How consumers deal with new fields is up to the consumer developer. An application consumer invoking an oData API will only use the necessary fields as it does not even have a parameter in the API to apply the additional value to. A data lake consumer, on the other hand, will automatically modify the target structure, extending it by the new field and loading all data.
In short, schema evolution is a technology to modify the structure over time by using various techniques like adding fields, providing aliases, and changing data types. It is also backed by a validation logic that only allows compatible changes.
Then there are cases where data are rather source-system specific and should not be part of the official schema. To still be able to read the data, every schema gets an extension area used for e.g. auditing. Example: The allowed gender codes are ‘F’, ‘M’, ‘?’ in the schema but the source system encodes this information as a number. It might make sense to provide the number as well by adding it into the extension area of the schema. Thus, we can later see that the gender was set to ‘?’ because the gender code was 999.
In addition, the schema contains metadata for later use: Which system produced the message? What transformations did the record go though, and what are their results? What is the data quality score of the record?
Message queue vs. Kafka transaction log
The above case, where the consumer got an additional field but had no option of using it yet, shows another problem: How do you get the already loaded data again after changing the consumer mapping?

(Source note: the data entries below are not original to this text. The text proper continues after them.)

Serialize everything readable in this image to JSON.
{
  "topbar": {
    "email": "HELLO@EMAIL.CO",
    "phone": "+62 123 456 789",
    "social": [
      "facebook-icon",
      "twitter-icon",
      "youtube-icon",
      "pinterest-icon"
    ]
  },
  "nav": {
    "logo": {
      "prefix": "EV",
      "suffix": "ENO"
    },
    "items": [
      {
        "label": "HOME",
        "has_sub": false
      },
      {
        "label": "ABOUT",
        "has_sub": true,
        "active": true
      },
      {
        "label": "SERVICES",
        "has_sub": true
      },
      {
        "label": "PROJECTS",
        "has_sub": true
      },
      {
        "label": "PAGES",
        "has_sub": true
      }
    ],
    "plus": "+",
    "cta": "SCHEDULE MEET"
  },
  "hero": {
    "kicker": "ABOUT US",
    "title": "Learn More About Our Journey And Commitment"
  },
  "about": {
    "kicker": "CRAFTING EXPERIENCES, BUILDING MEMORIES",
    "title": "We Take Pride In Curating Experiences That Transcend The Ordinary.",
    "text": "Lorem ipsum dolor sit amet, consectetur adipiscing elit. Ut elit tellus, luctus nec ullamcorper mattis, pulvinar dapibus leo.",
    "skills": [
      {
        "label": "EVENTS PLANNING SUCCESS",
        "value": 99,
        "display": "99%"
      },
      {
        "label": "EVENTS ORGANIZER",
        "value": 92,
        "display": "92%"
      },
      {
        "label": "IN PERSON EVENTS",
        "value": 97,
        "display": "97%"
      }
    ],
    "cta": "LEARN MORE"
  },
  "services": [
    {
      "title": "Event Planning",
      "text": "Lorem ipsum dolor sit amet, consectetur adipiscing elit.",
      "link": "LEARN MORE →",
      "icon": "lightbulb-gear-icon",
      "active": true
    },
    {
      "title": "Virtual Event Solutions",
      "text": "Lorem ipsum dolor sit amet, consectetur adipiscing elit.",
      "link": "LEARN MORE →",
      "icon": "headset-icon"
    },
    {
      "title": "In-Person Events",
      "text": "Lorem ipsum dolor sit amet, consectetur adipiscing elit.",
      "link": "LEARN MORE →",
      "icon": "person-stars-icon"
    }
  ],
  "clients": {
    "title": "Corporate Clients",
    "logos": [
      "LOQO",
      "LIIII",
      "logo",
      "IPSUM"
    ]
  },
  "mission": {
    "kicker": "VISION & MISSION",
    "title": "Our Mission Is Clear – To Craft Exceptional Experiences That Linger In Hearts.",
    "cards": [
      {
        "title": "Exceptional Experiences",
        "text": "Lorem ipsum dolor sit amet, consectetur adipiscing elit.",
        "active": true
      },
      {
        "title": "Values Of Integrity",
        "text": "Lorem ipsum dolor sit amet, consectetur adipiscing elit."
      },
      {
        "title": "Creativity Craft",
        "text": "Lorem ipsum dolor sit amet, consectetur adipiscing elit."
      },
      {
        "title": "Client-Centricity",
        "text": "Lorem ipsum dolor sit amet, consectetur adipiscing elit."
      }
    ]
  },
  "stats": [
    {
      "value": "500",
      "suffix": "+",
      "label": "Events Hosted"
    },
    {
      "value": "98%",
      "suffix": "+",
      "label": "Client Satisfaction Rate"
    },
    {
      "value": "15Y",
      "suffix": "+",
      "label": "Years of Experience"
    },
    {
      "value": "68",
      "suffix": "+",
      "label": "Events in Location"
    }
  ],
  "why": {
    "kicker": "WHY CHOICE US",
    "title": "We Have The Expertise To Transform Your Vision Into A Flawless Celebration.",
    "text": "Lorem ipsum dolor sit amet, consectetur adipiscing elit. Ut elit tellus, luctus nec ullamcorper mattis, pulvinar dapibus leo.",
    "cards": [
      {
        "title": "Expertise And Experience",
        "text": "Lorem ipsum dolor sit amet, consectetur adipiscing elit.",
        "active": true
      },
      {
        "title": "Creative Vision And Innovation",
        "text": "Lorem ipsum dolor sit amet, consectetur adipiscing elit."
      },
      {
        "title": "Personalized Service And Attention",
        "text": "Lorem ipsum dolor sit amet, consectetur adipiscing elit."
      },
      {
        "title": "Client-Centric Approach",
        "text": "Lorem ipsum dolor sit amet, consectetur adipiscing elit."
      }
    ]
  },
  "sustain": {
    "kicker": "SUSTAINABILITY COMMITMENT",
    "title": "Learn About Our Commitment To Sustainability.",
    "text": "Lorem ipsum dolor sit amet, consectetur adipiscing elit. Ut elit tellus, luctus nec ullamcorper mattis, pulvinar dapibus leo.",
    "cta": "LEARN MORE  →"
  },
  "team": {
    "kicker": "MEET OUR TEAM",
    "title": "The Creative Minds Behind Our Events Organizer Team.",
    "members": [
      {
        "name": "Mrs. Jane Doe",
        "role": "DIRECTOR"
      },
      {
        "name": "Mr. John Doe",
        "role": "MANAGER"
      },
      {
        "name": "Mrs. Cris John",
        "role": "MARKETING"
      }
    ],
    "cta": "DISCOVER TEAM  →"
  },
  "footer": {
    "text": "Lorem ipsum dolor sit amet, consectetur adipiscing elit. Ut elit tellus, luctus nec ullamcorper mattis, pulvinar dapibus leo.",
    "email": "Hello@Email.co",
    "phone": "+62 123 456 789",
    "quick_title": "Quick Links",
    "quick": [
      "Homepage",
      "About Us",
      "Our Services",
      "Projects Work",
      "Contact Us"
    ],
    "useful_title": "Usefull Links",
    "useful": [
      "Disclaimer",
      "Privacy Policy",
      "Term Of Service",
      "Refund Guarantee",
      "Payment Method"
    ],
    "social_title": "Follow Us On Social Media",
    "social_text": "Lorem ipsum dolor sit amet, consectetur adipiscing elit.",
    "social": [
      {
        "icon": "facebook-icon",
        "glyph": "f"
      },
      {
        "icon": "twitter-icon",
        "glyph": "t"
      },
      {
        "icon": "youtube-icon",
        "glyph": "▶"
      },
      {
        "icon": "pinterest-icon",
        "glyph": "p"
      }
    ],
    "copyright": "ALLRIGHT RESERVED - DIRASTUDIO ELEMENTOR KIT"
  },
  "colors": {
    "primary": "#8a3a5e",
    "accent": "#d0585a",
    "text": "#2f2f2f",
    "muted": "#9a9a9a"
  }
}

Using message queues, the only option to process data again is to start at the source system. The same data is then sent again, and all consumers – even the ones who do not have any need to reprocess the data – must process it again. If the next consumer is adjusted, all the consumers need to process the data again. Pure horror. This simple fact is one of the main reasons why message queues were never used as widely as initially anticipated.
However, we said consumers should be in control of the read. In this case, the consumer must be able to re-read existing data again. No problem for Kafka. As a big data tool, it has no problems retaining the data for seven days (default) – or even forever, if requested. Thanks to the new tiered-storage feature, this is actually very cheap. All the consumer does is moving the read pointer to an earlier time and start reading from there.
This capability has many benefits, e.g. the developers can run a test multiple times, will get the same data, and will get data right away instead of having to wait for the first record being produced.
If you are interested in an open, future-proof, flexible integration solution for SAP data and beyond, feel free to browse the page www.rtdi.io for ideas.